Component data from apps and pages
——————
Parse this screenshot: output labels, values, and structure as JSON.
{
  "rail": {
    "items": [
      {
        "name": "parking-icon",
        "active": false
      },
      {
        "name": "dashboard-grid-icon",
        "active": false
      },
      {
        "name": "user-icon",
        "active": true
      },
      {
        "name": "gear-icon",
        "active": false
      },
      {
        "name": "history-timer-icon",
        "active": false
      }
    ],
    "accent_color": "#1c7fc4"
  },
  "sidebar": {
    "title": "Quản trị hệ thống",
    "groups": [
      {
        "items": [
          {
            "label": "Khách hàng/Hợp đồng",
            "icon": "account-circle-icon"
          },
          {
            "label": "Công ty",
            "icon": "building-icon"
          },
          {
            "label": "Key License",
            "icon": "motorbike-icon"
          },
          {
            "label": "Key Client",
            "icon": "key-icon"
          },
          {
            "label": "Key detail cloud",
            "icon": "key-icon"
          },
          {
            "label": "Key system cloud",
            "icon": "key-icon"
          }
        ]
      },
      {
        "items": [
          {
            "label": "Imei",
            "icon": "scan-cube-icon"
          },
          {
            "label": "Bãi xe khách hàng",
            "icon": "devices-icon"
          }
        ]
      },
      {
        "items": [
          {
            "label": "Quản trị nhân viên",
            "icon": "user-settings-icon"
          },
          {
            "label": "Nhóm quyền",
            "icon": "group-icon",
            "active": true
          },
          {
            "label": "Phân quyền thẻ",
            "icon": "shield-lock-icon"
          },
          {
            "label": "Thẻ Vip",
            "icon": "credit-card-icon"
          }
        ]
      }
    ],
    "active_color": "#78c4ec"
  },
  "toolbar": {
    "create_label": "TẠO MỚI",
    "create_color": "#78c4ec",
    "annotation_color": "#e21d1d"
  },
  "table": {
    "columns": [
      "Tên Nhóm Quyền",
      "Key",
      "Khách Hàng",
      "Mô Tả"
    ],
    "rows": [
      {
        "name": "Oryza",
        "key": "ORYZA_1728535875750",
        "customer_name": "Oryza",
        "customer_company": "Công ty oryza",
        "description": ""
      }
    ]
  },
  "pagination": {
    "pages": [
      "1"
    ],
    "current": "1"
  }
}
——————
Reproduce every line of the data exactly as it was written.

Finished task –
Parse this screenshot: output labels, values, and structure as JSON.
{
  "rail": {
    "items": [
      {
        "name": "parking-icon",
        "active": false
      },
      {
        "name": "dashboard-grid-icon",
        "active": false
      },
      {
        "name": "user-icon",
        "active": true
      },
      {
        "name": "gear-icon",
        "active": false
      },
      {
        "name": "history-timer-icon",
        "active": false
      }
    ],
    "accent_color": "#1c7fc4"
  },
  "sidebar": {
    "title": "Quản trị hệ thống",
    "groups": [
      {
        "items": [
          {
            "label": "Khách hàng/Hợp đồng",
            "icon": "account-circle-icon"
          },
          {
            "label": "Công ty",
            "icon": "building-icon"
          },
          {
            "label": "Key License",
            "icon": "motorbike-icon"
          },
          {
            "label": "Key Client",
            "icon": "key-icon"
          },
          {
            "label": "Key detail cloud",
            "icon": "key-icon"
          },
          {
            "label": "Key system cloud",
            "icon": "key-icon"
          }
        ]
      },
      {
        "items": [
          {
            "label": "Imei",
            "icon": "scan-cube-icon"
          },
          {
            "label": "Bãi xe khách hàng",
            "icon": "devices-icon"
          }
        ]
      },
      {
        "items": [
          {
            "label": "Quản trị nhân viên",
            "icon": "user-settings-icon"
          },
          {
            "label": "Nhóm quyền",
            "icon": "group-icon",
            "active": true
          },
          {
            "label": "Phân quyền thẻ",
            "icon": "shield-lock-icon"
          },
          {
            "label": "Thẻ Vip",
            "icon": "credit-card-icon"
          }
        ]
      }
    ],
    "active_color": "#78c4ec"
  },
  "toolbar": {
    "create_label": "TẠO MỚI",
    "create_color": "#78c4ec",
    "annotation_color": "#e21d1d"
  },
  "table": {
    "columns": [
      "Tên Nhóm Quyền",
      "Key",
      "Khách Hàng",
      "Mô Tả"
    ],
    "rows": [
      {
        "name": "Oryza",
        "key": "ORYZA_1728535875750",
        "customer_name": "Oryza",
        "customer_company": "Công ty oryza",
        "description": ""
      }
    ]
  },
  "pagination": {
    "pages": [
      "1"
    ],
    "current": "1"
  }
}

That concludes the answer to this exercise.